This is a non-fiction dive into the world of sex, religion and the law across many Arab countries, although focusing mostly on Egypt. Though, this makes it seem like it is a dry, academic work. Shereen El Feki is interested in people; their beliefs, their contradictions and generally the way they work together. El Feki grew up in Canada with Egyptian and Welsh heritage, and has worked in broadcasting and other fields, including serving as vice chair of the UN’s Global Commission on HIV and the Law. This gave her a unique way in to talk to people in the region about sex, and led to some very interesting insights.
I found that I skip-read the book – that is, that the bits I really enjoyed were the anecdotes and the interviews, but a lot of the history and context I didn’t engage with as much. I feel as though I’ve had a bit of an insight, however this is still a world that is a mile away from my own.
The session at MWF with El Feki and Anna Krien was fabulous. El Feki is an extremely interesting, passionate woman whose enthusiasm for the topic was obvious in the way she talked and engaged with both the panel and the audience.
Eight-year-old Amanda and Rattuwat, an elderly, Thai man are walking across unfamiliar landscape after his car breaks down on the way to visit her father in jail. Gradually, it is revealed that Rattuwat’s daughter was in a relationship with Amanda’s father before he was put away. She has recently passed away and Rattuwat is trying in his own way to find a future for Amanda.
The book is told in chapters from the point of view of different characters in the story, and it keeps you guessing right until the end. It is heartbreaking – so much pain and devastation. Some is brought by their own actions and some is uncontrollable, but all is painful. For such a small book, Harmless packs an incredible punch and still brings a tear to my eye when I think on it for too long.
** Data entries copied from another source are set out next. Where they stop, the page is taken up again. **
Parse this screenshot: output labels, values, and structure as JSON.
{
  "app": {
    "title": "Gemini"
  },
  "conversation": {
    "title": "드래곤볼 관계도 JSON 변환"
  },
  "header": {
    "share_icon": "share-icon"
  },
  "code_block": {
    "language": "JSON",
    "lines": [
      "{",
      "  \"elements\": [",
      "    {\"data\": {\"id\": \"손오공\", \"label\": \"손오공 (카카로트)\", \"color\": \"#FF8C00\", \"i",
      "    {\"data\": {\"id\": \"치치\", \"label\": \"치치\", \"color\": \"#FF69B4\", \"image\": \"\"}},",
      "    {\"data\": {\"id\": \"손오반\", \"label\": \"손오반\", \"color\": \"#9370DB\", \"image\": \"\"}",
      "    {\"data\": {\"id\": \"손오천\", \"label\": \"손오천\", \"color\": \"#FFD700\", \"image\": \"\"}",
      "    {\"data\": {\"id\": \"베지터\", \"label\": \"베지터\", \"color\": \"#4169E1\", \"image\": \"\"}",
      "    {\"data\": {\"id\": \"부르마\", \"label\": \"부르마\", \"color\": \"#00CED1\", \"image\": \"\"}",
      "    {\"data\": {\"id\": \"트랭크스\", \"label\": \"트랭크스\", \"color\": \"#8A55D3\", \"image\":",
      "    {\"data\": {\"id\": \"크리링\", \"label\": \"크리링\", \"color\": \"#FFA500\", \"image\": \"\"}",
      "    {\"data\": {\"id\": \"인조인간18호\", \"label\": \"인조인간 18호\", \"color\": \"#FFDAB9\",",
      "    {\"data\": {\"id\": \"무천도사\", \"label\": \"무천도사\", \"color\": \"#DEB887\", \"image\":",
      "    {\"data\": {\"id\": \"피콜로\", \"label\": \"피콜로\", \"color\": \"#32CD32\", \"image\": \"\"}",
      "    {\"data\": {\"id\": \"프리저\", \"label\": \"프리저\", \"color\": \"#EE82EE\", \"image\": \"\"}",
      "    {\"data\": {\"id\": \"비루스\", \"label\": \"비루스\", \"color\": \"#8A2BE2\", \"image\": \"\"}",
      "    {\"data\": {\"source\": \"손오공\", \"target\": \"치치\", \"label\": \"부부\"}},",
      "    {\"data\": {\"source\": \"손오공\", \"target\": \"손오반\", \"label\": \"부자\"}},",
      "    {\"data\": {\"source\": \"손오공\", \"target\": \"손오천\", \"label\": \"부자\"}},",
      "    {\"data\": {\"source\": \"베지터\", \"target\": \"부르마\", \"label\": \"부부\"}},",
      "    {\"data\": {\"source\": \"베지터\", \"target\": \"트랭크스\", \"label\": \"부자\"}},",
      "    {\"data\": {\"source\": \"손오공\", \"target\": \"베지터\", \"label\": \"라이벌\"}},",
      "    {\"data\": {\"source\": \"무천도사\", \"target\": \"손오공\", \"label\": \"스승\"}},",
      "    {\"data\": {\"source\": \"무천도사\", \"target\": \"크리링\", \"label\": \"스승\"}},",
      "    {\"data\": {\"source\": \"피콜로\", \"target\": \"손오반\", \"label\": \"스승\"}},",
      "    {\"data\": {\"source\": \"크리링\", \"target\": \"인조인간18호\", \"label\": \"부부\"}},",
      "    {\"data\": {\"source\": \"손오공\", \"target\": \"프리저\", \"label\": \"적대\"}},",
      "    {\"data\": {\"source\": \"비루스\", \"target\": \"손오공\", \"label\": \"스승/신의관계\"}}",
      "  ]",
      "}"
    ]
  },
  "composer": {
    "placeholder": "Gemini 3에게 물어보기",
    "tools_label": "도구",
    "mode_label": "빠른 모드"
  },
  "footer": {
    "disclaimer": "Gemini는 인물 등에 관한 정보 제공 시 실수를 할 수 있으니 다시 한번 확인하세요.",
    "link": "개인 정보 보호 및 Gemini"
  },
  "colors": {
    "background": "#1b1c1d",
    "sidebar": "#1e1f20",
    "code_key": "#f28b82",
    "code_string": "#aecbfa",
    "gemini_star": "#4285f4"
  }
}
Julianne van Loon will be appearing at the Melbourne Writers Festival at The Morning Read on Friday August 23 at 10am at Beer DeLuxe, Asian Stories Australian Postcodes on Saturday August 24 at 10am at The Cube, ACMI, The Morning Read on Saturday August 24 at 10 at Beer DeLuxe and is hosting First Flight on Sunday August 25 at ACMI. For tickets and more information visit MWF.